▸ Exercise aim
A line qualifies if it holds the string "icon". Copy every qualifying line from the records.

▸ Excerpted data
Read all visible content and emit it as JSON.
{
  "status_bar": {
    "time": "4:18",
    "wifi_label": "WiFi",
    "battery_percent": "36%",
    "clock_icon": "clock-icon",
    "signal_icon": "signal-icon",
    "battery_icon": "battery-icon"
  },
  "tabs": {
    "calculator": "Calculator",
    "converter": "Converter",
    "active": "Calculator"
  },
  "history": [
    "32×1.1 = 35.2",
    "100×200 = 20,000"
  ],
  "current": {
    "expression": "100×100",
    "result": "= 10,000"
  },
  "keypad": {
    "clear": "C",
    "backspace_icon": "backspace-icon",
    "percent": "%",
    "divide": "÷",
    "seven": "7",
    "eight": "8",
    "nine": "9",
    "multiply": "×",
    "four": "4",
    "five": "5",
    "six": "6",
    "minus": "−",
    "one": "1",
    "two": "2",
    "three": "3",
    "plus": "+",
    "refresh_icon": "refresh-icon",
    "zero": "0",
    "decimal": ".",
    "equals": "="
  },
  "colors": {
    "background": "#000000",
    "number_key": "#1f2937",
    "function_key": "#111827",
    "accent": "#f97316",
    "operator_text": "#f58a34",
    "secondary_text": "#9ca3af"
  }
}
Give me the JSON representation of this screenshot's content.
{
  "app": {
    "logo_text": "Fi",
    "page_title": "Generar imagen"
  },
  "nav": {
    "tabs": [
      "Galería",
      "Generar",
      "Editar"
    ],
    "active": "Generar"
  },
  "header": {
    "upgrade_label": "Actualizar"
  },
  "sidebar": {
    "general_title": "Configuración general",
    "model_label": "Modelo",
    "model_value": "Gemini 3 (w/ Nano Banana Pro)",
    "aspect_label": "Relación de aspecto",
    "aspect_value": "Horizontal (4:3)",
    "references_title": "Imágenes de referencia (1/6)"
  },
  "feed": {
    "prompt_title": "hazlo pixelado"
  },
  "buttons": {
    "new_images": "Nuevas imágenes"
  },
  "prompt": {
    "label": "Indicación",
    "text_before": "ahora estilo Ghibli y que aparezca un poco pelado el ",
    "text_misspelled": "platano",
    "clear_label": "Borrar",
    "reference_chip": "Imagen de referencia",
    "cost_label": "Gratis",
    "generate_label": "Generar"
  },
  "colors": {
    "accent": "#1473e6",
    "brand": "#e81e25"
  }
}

▸ Answer below
    "clock_icon": "clock-icon",
    "signal_icon": "signal-icon",
    "battery_icon": "battery-icon"
    "backspace_icon": "backspace-icon",
    "refresh_icon": "refresh-icon",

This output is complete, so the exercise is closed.